If you travel on the roads in Bath, you can’t help but no­tice the dif­fer­ence in rush-hour jour­ney time, be­tween school term and school hol­i­days. Tran­si­tion Larkhall col­lected data last year show­ing this was due to par­ents driv­ing their chil­dren to school, and they worked with Bath Univer­sity to re­search the rea­sons for this. They dis­cov­ered that bus ser­vices to se­condary schools from the east of Bath are more ex­pen­sive than driv­ing, in­fre­quent, over-full, and un­com­fort­able for stu­dents. Fare­saver has now threat­ened to with­draw its ser­vices into Bath from the east, should the Clean Air Zone go ahead in its

pro­posed form. The clo­sure of two se­condary schools in the city, in the last 12 months, has meant many more chil­dren have to criss-cross the city twice a day. Some bus routes have been with­drawn – there is cur­rently no bus to Ralph Allen School at all from Bathamp­ton, and in the south of the city, routes 20 and U2 have been re­or­gan­ised. You can’t have missed the pic­tures in this news­pa­per this au­tumn, of stu­dents left stranded, some­times for hours in the rain, day af­ter day, as sev­eral full buses drove by. And, to cap it all, the coun­cil has threat­ened to cut ru­ral school buses. In years gone by, chil­dren often cy­cled, but the busy, pol­luted roads and lack of seg­re­gated cy­cling in­fra­struc­ture, make this a fright­en­ing prospect for most stu­dents and their par­ents. Con­se­quently, many par­ents from around the city feel they have no choice but to drive. The present in­ad­e­qua­cies of trans­port to school in Bath and North East Som­er­set are a ma­jor source of con­ges­tion, air pol­lu­tion and car­bon emis­sions, im­pact­ing ev­ery­one who lives or trav­els in the city. The is­sue is also con­sum­ing head teach­ers’ valu­able time in li­ais­ing with bus com­pa­nies, par­ents and stu­dents. Par­ents are wast­ing hours, morn­ing and evening, in traf­fic jams, when they could be do­ing some­thing more pro­duc­tive. Stu­dents’ ed­u­ca­tion is dis­rupted as they ar­rive late at school, or are un­able to at­tend af­ter-school ac­tiv­i­ties due to lack of trans­port. Mean­while, those stu­dents who are driven miss out on op­por­tu­ni­ties to de­velop their in­de­pen­dence, as well as on a daily walk or cy­cle ride, which would have kept them fit and helped set them up with healthy travel habits for life.
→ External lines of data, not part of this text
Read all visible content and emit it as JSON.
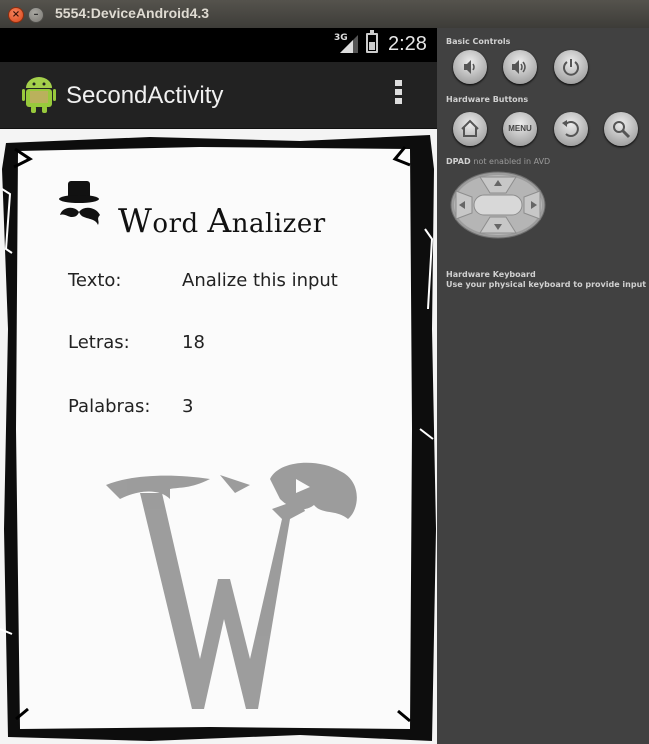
{
  "window": {
    "title": "5554:DeviceAndroid4.3",
    "close_glyph": "×",
    "minimize_glyph": "–"
  },
  "statusbar": {
    "network": "3G",
    "time": "2:28"
  },
  "actionbar": {
    "title": "SecondActivity",
    "icon": "android-robot-icon"
  },
  "app": {
    "logo_title_prefix_w": "W",
    "logo_title_word": "ord ",
    "logo_title_prefix_a": "A",
    "logo_title_rest": "nalizer",
    "rows": [
      {
        "label": "Texto:",
        "value": "Analize this input"
      },
      {
        "label": "Letras:",
        "value": "18"
      },
      {
        "label": "Palabras:",
        "value": "3"
      }
    ]
  },
  "controls": {
    "basic_title": "Basic Controls",
    "hardware_title": "Hardware Buttons",
    "menu_label": "MENU",
    "dpad_title": "DPAD",
    "dpad_note": "not enabled in AVD",
    "keyboard_title": "Hardware Keyboard",
    "keyboard_note": "Use your physical keyboard to provide input"
  },
  "colors": {
    "actionbar_bg": "#222222",
    "panel_bg": "#414141",
    "title_close": "#e0521f"
  }
}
And while head teach­ers, bus com­pa­nies, and par­ents have been work­ing to im­prove mat­ters as best they can, the school trans­port sit­u­a­tion in Bath and North East Som­er­set re­mains chaotic, des­per­ately need­ing cen­tral co­or­di­na­tion. For these rea­sons, I have been work­ing with Joanna Wright, Tran­si­tion Larkhall trans­port cam­paigner, and cu­ra­tor, ear­lier this year, of the #getout­o­fy­our­car ex­hi­bi­tion, and an in­stal­la­tion of 25,000 toy cars rep­re­sent­ing the school run, to pull to­gether the var­i­ous groups of par­ents cam­paign­ing in dif­fer­ent com­mu­ni­ties and schools in the city on this is­sue. We re­cently car­ried out a sur­vey of par­ents about trans­port to school, and found many were at their wits’ end. Sev­eral of them asked us to draft a pe­ti­tion re­quest­ing the coun­cil to take re­spon­si­bil­ity for en­sur­ing safe, in­de­pen­dent travel to school is pos­si­ble and af­ford­able, for ev­ery child aged 11 to 18, at all schools, state and pri­vate, in Bath and North East Som­er­set. You can find the pe­ti­tion at https:// . Please sign and share it. And re­mem­ber, this is an is­sue for ev­ery­one who uses our roads, not just for par­ents and stu­dents. Here’s to hop­ing for bet­ter co­or­di­nated school trans­port in Bath and North East Som­er­set in 2019!

Joanna Wright and Sarah War­ren on Lon­don Road , Bath, dur­ing the morn­ing rush hour

Newspapers in English

Newspapers from UK

© PressReader. All rights reserved.